Natural Hazards

Filter Total Items: 273
Date published: November 15, 2018
Status: Archived

Marine Nuisance Species

This project is complete and the website is archived and no longer updated.

This archived website assembles and communicates information on the...

Date published: November 15, 2018
Status: Active

San Francisco Bay Area - East Bay (BALT1) Site near Castro Valley, CA

Recent Conditions

The instruments were installed in the spring of 2009 and are used to monitor and detect changes in local conditions.  Soil water content and ground water pressure are monitored at two nests on the same hillslope.  Data for the site include:

Contacts: Brian Collins
Date published: November 13, 2018
Status: Active

Using Video Imagery to Study Wave Dynamics: Isla Verde

Four video cameras overlook the coast at Isla Verde in San Juan, Puerto Rico. Two of them focus on the shoreline: Camera 1 looks at the nearby beach and eastward along the shore, and Camera 2 looks farther away to the eastern end of the beach. The other two look out across the reefs: Camera 3 to the north-northwest, and Camera 4 to the northeast.

Date published: November 8, 2018
Status: Active

Environmental Geochemistry- Coastal Aquifers, Wetlands, and Tidal Exchange

The interface between groundwater and the coastal or intertidal landscape determines the location and migration path of fresh and saline wetlands. These ecosystems interact with the coastal ocean in many ways, much of which is driven by tidal exchange and groundwater discharge, both common coastal processes that deliver water, nutrients, and other materials to nearshore ecosystems, including...

Date published: November 8, 2018
Status: Active

Environmental Geochemistry- Wetland Resilience

Tidal wetlands are key ecosystems because they are unique ecological systems that provide essential habitat for fish, shellfish, birds and other fauna and flora, many of which have great economic importance.  At the same time, tidal wetlands provide critical services to society by serving as a physical barrier between our cities, roads and homes and the rising sea. If healthy and properly...
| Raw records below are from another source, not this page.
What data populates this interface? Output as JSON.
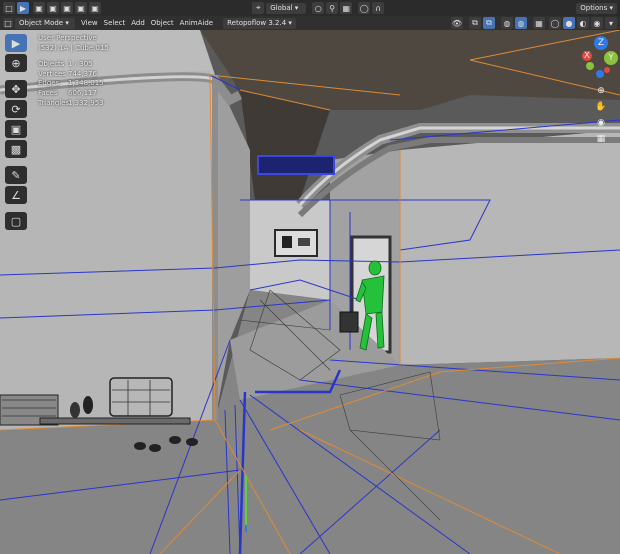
{
  "top_bar": {
    "editor_type": "▫",
    "transform_orientation": "Global",
    "options_label": "Options"
  },
  "header": {
    "mode": "Object Mode",
    "menus": [
      "View",
      "Select",
      "Add",
      "Object",
      "AnimAide"
    ],
    "addon": "Retopoflow 3.2.4"
  },
  "overlay_stats": {
    "view_name": "User Perspective",
    "collection": "(532) 1A | Cube.015",
    "rows": [
      {
        "key": "Objects",
        "value": "1 / 305"
      },
      {
        "key": "Vertices",
        "value": "744,376"
      },
      {
        "key": "Edges",
        "value": "1,348,015"
      },
      {
        "key": "Faces",
        "value": "606,117"
      },
      {
        "key": "Triangles",
        "value": "1,332,953"
      }
    ]
  },
  "tools": [
    "select-box",
    "cursor",
    "move",
    "rotate",
    "scale",
    "transform",
    "annotate",
    "measure",
    "add-cube"
  ],
  "gizmo_axes": {
    "z": "Z",
    "y": "Y",
    "x": "X"
  },
  "colors": {
    "accent": "#4772b3",
    "axis_x": "#e0493e",
    "axis_y": "#8ac23e",
    "axis_z": "#2f7be5",
    "wire": "#2a36c9",
    "selected_edge": "#e08a35",
    "figure": "#25c13a"
  }
}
Date published: November 8, 2018
Status: Active

Environmental Geochemistry- Managed Wetlands

The challenge of wetland persistence is complicated by widespread management and alteration of wetland hydrology, and built infrastructure within migration corridors. Human development and utilization of coastal landscapes in the U.S. during the past several centuries has resulted in loss of approximately half of tidal wetland area, largely due to 1) restriction of tidal flows, through...

Date published: November 8, 2018
Status: Active
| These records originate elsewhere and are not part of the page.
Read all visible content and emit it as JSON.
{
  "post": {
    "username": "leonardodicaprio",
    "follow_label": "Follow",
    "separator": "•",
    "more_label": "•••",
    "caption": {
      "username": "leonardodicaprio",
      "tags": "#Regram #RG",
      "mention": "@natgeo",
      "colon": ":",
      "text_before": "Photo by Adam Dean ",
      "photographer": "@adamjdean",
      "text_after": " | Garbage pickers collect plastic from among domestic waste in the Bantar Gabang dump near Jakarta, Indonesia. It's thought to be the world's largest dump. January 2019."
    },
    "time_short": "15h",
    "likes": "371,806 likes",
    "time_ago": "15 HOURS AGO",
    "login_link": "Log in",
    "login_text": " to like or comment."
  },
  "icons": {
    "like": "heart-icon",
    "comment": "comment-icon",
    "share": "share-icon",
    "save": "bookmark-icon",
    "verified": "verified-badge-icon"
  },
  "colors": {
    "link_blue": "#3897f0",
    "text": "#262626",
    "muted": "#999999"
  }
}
Environmental Geochemistry

Coastal Environmental Geochemistry research at the Woods Hole Coastal and Marine Science Center spans multiple ecosystems and topics, including coastal wetlands, aquifers, and estuaries, with the goal of providing data and guidance to federal, state, local, and private land owners and managers on these vital ecosystems.

 

Date published: November 8, 2018
Status: Active

Remote Sensing Coastal Change

We use remote-sensing technologies—such as aerial photography, satellite imagery, and lidar (laser-based surveying)—to measure coastal change along U.S. shorelines.

Date published: October 30, 2018
Status: Active

California Seafloor Mapping Program data collection

Here we describe the data collection methods and techniques of the California Seaflor Mapping Program: mapping, video and photography ground-truthing, and seismic profiling data collection.

Date published: October 30, 2018
Status: Active

California Seafloor Mapping Program map-set production

USGS and the California Ocean Protection Council (COPC) are supporting development of peer-reviewed map sets for California’s mainland State Waters.

Date published: October 27, 2018
Status: Active

Global Geoengineering Research: Methods of study

Field methods of study in global geoengineering research

Contacts: Robert Kayen
Date published: October 27, 2018
Status: Active

Global Geoengineering Research: Modeling

Prediction of the severity of ground failure in Quaternary deposits is a critical component of hazard studies. Model development in our project is focused on design and application of methods for quantitative assessment of ground deformation potential.

Contacts: Robert Kayen